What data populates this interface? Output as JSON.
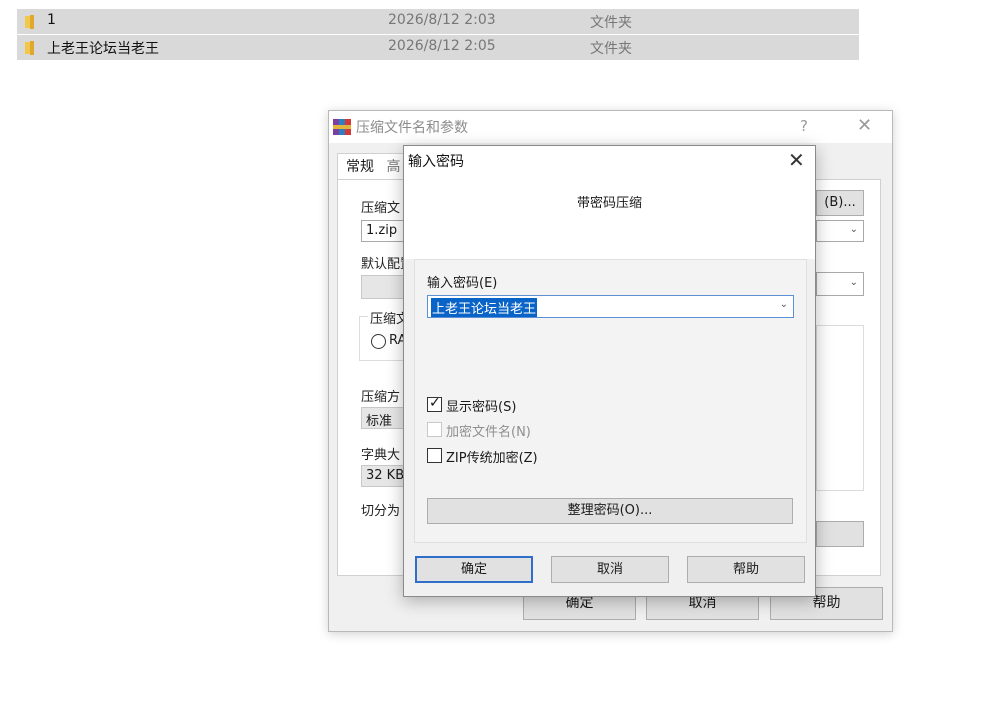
{
  "explorer": {
    "files": [
      {
        "name": "1",
        "date": "2026/8/12 2:03",
        "type": "文件夹"
      },
      {
        "name": "上老王论坛当老王",
        "date": "2026/8/12 2:05",
        "type": "文件夹"
      }
    ]
  },
  "archive_dialog": {
    "title": "压缩文件名和参数",
    "help_glyph": "?",
    "close_glyph": "✕",
    "tab_general": "常规",
    "tab_partial": "高",
    "archive_name_label": "压缩文",
    "archive_name_value": "1.zip",
    "browse_label": "(B)...",
    "default_profile_label": "默认配置",
    "format_group_label": "压缩文",
    "format_option": "RA",
    "method_label": "压缩方",
    "method_value": "标准",
    "dict_label": "字典大",
    "dict_value": "32 KB",
    "split_label": "切分为",
    "ok": "确定",
    "cancel": "取消",
    "help": "帮助"
  },
  "password_dialog": {
    "title": "输入密码",
    "close_glyph": "✕",
    "header": "带密码压缩",
    "password_label": "输入密码(E)",
    "password_value": "上老王论坛当老王",
    "show_password": {
      "label": "显示密码(S)",
      "checked": true,
      "enabled": true
    },
    "encrypt_filenames": {
      "label": "加密文件名(N)",
      "checked": false,
      "enabled": false
    },
    "zip_legacy": {
      "label": "ZIP传统加密(Z)",
      "checked": false,
      "enabled": true
    },
    "organize_button": "整理密码(O)...",
    "ok": "确定",
    "cancel": "取消",
    "help": "帮助"
  },
  "colors": {
    "selection": "#0a64c8",
    "default_button_border": "#2f6ec9",
    "folder_yellow": "#f2c84b"
  }
}
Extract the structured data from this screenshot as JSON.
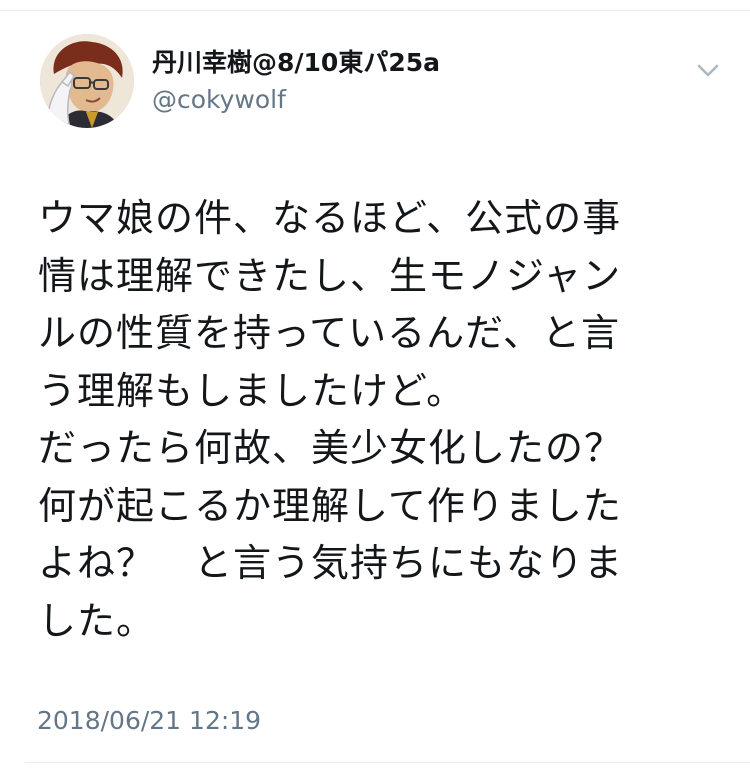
{
  "tweet": {
    "author": {
      "display_name": "丹川幸樹@8/10東パ25a",
      "handle": "@cokywolf",
      "avatar_icon": "avatar-illustration"
    },
    "menu_icon": "chevron-down-icon",
    "text_lines": [
      "ウマ娘の件、なるほど、公式の事",
      "情は理解できたし、生モノジャン",
      "ルの性質を持っているんだ、と言",
      "う理解もしましたけど。",
      "だったら何故、美少女化したの？",
      "何が起こるか理解して作りました",
      "よね？　と言う気持ちにもなりま",
      "した。"
    ],
    "timestamp": "2018/06/21 12:19"
  },
  "colors": {
    "text": "#14171a",
    "secondary": "#657786",
    "divider": "#e6ecf0",
    "chevron": "#aab8c2"
  }
}
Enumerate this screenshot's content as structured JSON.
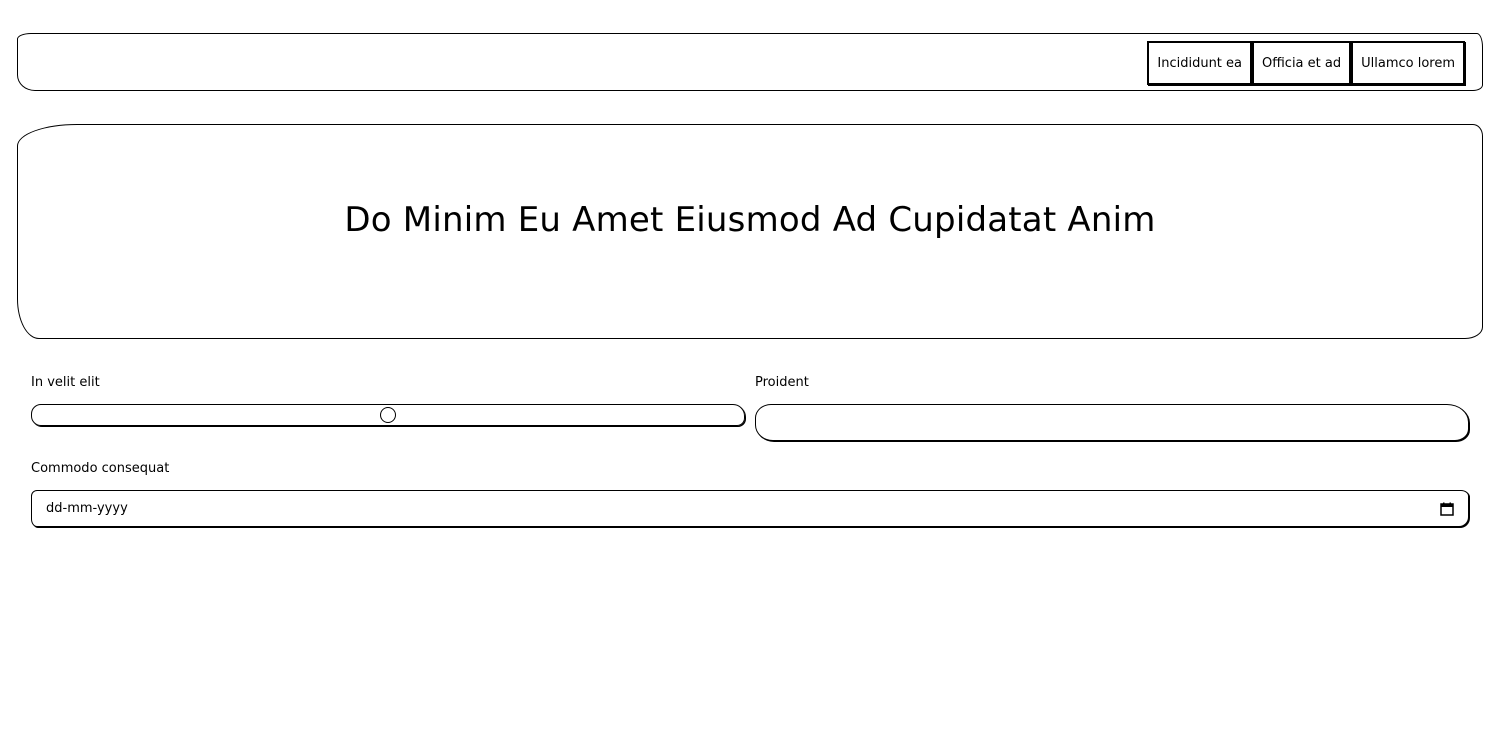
{
  "nav": {
    "links": [
      {
        "label": "Incididunt ea"
      },
      {
        "label": "Officia et ad"
      },
      {
        "label": "Ullamco lorem"
      }
    ]
  },
  "hero": {
    "title": "Do Minim Eu Amet Eiusmod Ad Cupidatat Anim"
  },
  "form": {
    "range": {
      "label": "In velit elit",
      "value": 0.5
    },
    "text": {
      "label": "Proident",
      "value": "",
      "placeholder": ""
    },
    "date": {
      "label": "Commodo consequat",
      "placeholder": "dd-mm-yyyy",
      "icon": "calendar-icon"
    }
  }
}
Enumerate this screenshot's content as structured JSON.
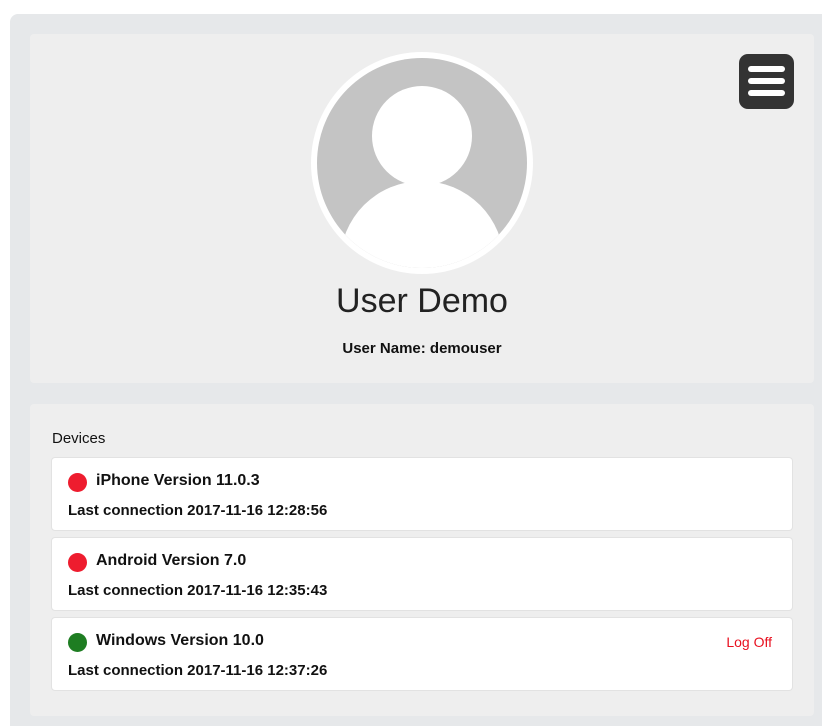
{
  "profile": {
    "display_name": "User Demo",
    "username_line": "User Name: demouser",
    "menu_icon": "hamburger-menu-icon",
    "avatar_icon": "default-user-avatar-icon"
  },
  "devices": {
    "heading": "Devices",
    "items": [
      {
        "name": "iPhone Version 11.0.3",
        "last_connection": "Last connection 2017-11-16 12:28:56",
        "status": "offline",
        "status_color": "#ee1c2e",
        "action": ""
      },
      {
        "name": "Android Version 7.0",
        "last_connection": "Last connection 2017-11-16 12:35:43",
        "status": "offline",
        "status_color": "#ee1c2e",
        "action": ""
      },
      {
        "name": "Windows Version 10.0",
        "last_connection": "Last connection 2017-11-16 12:37:26",
        "status": "online",
        "status_color": "#1e7d22",
        "action": "Log Off"
      }
    ]
  }
}
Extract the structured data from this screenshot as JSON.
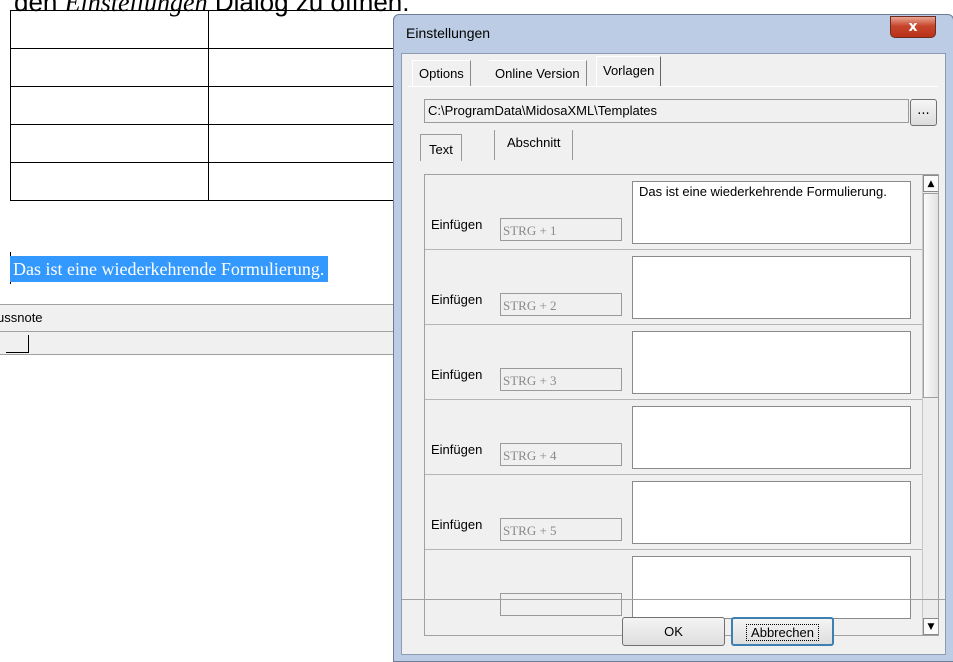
{
  "document": {
    "heading_prefix": "den ",
    "heading_italic": "Einstellungen",
    "heading_suffix": " Dialog zu öffnen.",
    "selected_text": "Das ist eine wiederkehrende Formulierung.",
    "footnote_label": "ussnote"
  },
  "dialog": {
    "title": "Einstellungen",
    "close_glyph": "x",
    "tabs": [
      "Options",
      "Online Version",
      "Vorlagen"
    ],
    "active_tab": "Vorlagen",
    "template_path": "C:\\ProgramData\\MidosaXML\\Templates",
    "browse_label": "...",
    "subtabs": [
      "Text",
      "Abschnitt"
    ],
    "active_subtab": "Text",
    "rows": [
      {
        "label": "Einfügen",
        "shortcut": "STRG + 1",
        "text": "Das ist eine wiederkehrende Formulierung."
      },
      {
        "label": "Einfügen",
        "shortcut": "STRG + 2",
        "text": ""
      },
      {
        "label": "Einfügen",
        "shortcut": "STRG + 3",
        "text": ""
      },
      {
        "label": "Einfügen",
        "shortcut": "STRG + 4",
        "text": ""
      },
      {
        "label": "Einfügen",
        "shortcut": "STRG + 5",
        "text": ""
      },
      {
        "label": "",
        "shortcut": "",
        "text": ""
      }
    ],
    "ok_label": "OK",
    "cancel_label": "Abbrechen"
  },
  "icons": {
    "scroll_up": "▲",
    "scroll_down": "▼"
  }
}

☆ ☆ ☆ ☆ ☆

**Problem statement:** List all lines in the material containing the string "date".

**Solution to this problem:**
        "date": "2026/8/12 2:03",
        "date": "2026/8/12 2:05",
    "date": {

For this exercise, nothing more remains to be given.